- Opening Delimiter -
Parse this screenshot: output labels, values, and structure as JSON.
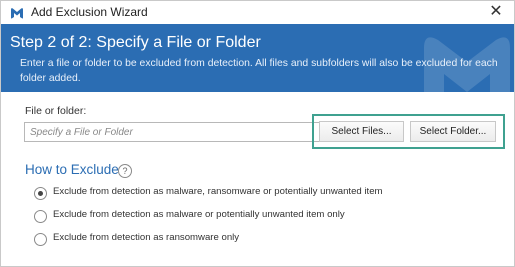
{
  "window": {
    "title": "Add Exclusion Wizard",
    "close_symbol": "✕"
  },
  "header": {
    "step_title": "Step 2 of 2: Specify a File or Folder",
    "description": "Enter a file or folder to be excluded from detection. All files and subfolders will also be excluded for each folder added."
  },
  "file_field": {
    "label": "File or folder:",
    "placeholder": "Specify a File or Folder",
    "value": ""
  },
  "buttons": {
    "select_files": "Select Files...",
    "select_folder": "Select Folder..."
  },
  "how_to_exclude": {
    "title": "How to Exclude",
    "help_symbol": "?",
    "options": [
      {
        "label": "Exclude from detection as malware, ransomware or potentially unwanted item",
        "checked": true
      },
      {
        "label": "Exclude from detection as malware or potentially unwanted item only",
        "checked": false
      },
      {
        "label": "Exclude from detection as ransomware only",
        "checked": false
      }
    ]
  },
  "colors": {
    "header_blue": "#2b6db3",
    "highlight_teal": "#3fa190",
    "title_blue": "#2b6db3"
  },
  "icons": {
    "app": "malwarebytes-logo-icon",
    "close": "close-icon",
    "help": "help-icon"
  }
}
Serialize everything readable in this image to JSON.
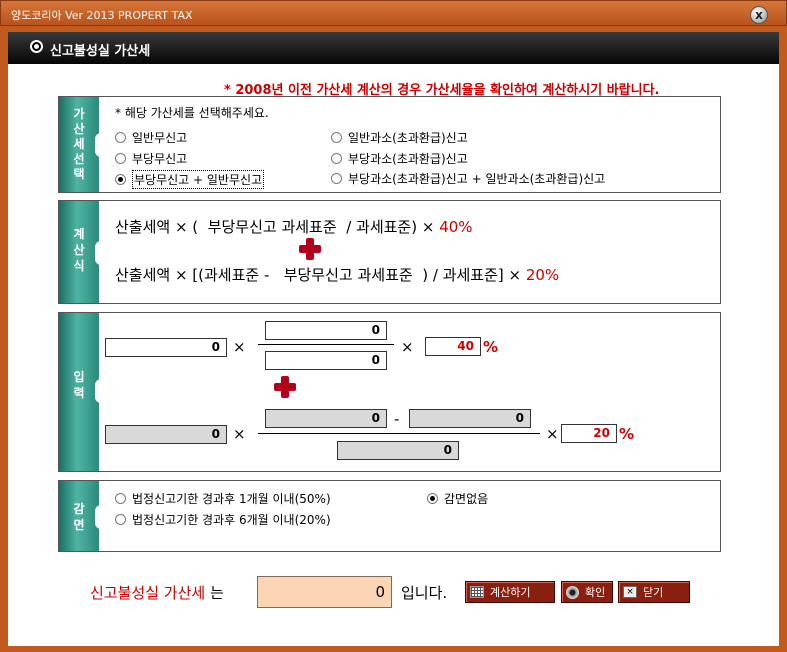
{
  "window": {
    "title": "양도코리아 Ver 2013  PROPERT  TAX",
    "close": "x"
  },
  "header": {
    "title": "신고불성실 가산세"
  },
  "notice": "* 2008년 이전 가산세 계산의 경우 가산세율을 확인하여 계산하시기 바랍니다.",
  "select_panel": {
    "tab": [
      "가",
      "산",
      "세",
      "선",
      "택"
    ],
    "instruction": "* 해당 가산세를 선택해주세요.",
    "options": [
      {
        "label": "일반무신고",
        "selected": false
      },
      {
        "label": "일반과소(초과환급)신고",
        "selected": false
      },
      {
        "label": "부당무신고",
        "selected": false
      },
      {
        "label": "부당과소(초과환급)신고",
        "selected": false
      },
      {
        "label": "부당무신고 + 일반무신고",
        "selected": true
      },
      {
        "label": "부당과소(초과환급)신고 + 일반과소(초과환급)신고",
        "selected": false
      }
    ]
  },
  "formula_panel": {
    "tab": [
      "계",
      "산",
      "식"
    ],
    "line1": "산출세액 × (  부당무신고 과세표준  / 과세표준) × ",
    "line1_rate": "40%",
    "line2": "산출세액 × [(과세표준 -   부당무신고 과세표준  ) / 과세표준] × ",
    "line2_rate": "20%"
  },
  "input_panel": {
    "tab": [
      "입",
      "력"
    ],
    "row1": {
      "base": "0",
      "numerator": "0",
      "denominator": "0",
      "rate": "40",
      "unit": "%"
    },
    "row2": {
      "base": "0",
      "minuend": "0",
      "subtrahend": "0",
      "denominator": "0",
      "rate": "20",
      "unit": "%"
    },
    "times": "×",
    "minus": "-"
  },
  "reduction_panel": {
    "tab": [
      "감",
      "면"
    ],
    "options": [
      {
        "label": "법정신고기한 경과후 1개월 이내(50%)",
        "selected": false
      },
      {
        "label": "감면없음",
        "selected": true
      },
      {
        "label": "법정신고기한 경과후 6개월 이내(20%)",
        "selected": false
      }
    ]
  },
  "footer": {
    "label_main": "신고불성실 가산세",
    "label_suffix": " 는",
    "result": "0",
    "ipnida": "입니다.",
    "calc_button": "계산하기",
    "ok_button": "확인",
    "close_button": "닫기"
  },
  "colors": {
    "accent_red": "#cc0000",
    "frame": "#c35a1d",
    "tab_teal": "#2a8a7b",
    "button": "#8a1f0f"
  }
}
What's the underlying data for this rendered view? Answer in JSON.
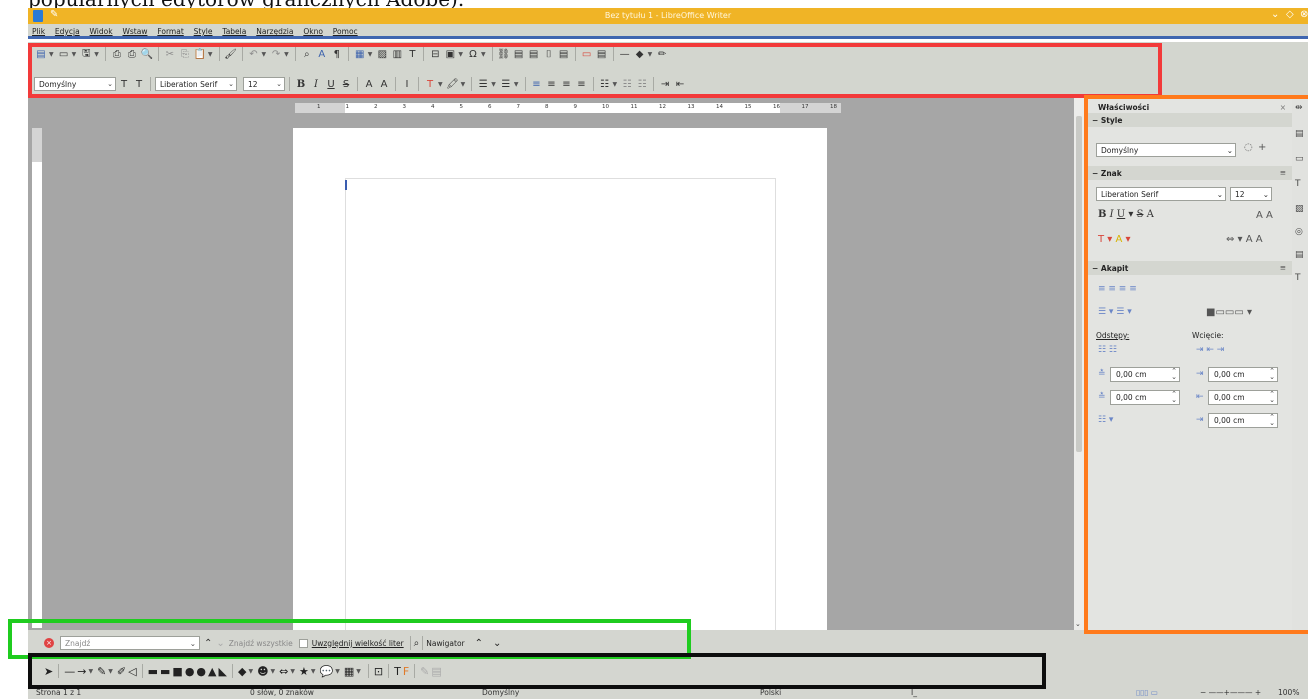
{
  "caption": "popularnych edytorów graficznych Adobe).",
  "window": {
    "title": "Bez tytułu 1 - LibreOffice Writer"
  },
  "menu": [
    "Plik",
    "Edycja",
    "Widok",
    "Wstaw",
    "Format",
    "Style",
    "Tabela",
    "Narzędzia",
    "Okno",
    "Pomoc"
  ],
  "format_toolbar": {
    "paragraph_style": "Domyślny",
    "font_name": "Liberation Serif",
    "font_size": "12",
    "bold": "B",
    "italic": "I",
    "underline": "U",
    "strike": "S"
  },
  "ruler": {
    "marks": [
      "1",
      "1",
      "2",
      "3",
      "4",
      "5",
      "6",
      "7",
      "8",
      "9",
      "10",
      "11",
      "12",
      "13",
      "14",
      "15",
      "16",
      "17",
      "18"
    ]
  },
  "sidebar": {
    "title": "Właściwości",
    "style_section": "Style",
    "style_value": "Domyślny",
    "char_section": "Znak",
    "char_font": "Liberation Serif",
    "char_size": "12",
    "para_section": "Akapit",
    "spacing_label": "Odstępy:",
    "indent_label": "Wcięcie:",
    "above": "0,00 cm",
    "below": "0,00 cm",
    "indent_before": "0,00 cm",
    "indent_after": "0,00 cm",
    "indent_first": "0,00 cm"
  },
  "findbar": {
    "placeholder": "Znajdź",
    "find_all": "Znajdź wszystkie",
    "match_case": "Uwzględnij wielkość liter",
    "navigator": "Nawigator"
  },
  "status": {
    "page": "Strona 1 z 1",
    "words": "0 słów, 0 znaków",
    "style": "Domyślny",
    "language": "Polski",
    "zoom": "100%"
  },
  "colors": {
    "accent": "#3f66b0",
    "titlebar": "#f0b426",
    "highlight_red": "#f23a3a",
    "highlight_orange": "#ff7a1c",
    "highlight_green": "#1fcc1f"
  }
}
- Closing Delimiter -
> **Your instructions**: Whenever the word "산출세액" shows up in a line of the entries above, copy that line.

> **Expected output**:
    "line1": "산출세액 × (  부당무신고 과세표준  / 과세표준) × ",
    "line2": "산출세액 × [(과세표준 -   부당무신고 과세표준  ) / 과세표준] × ",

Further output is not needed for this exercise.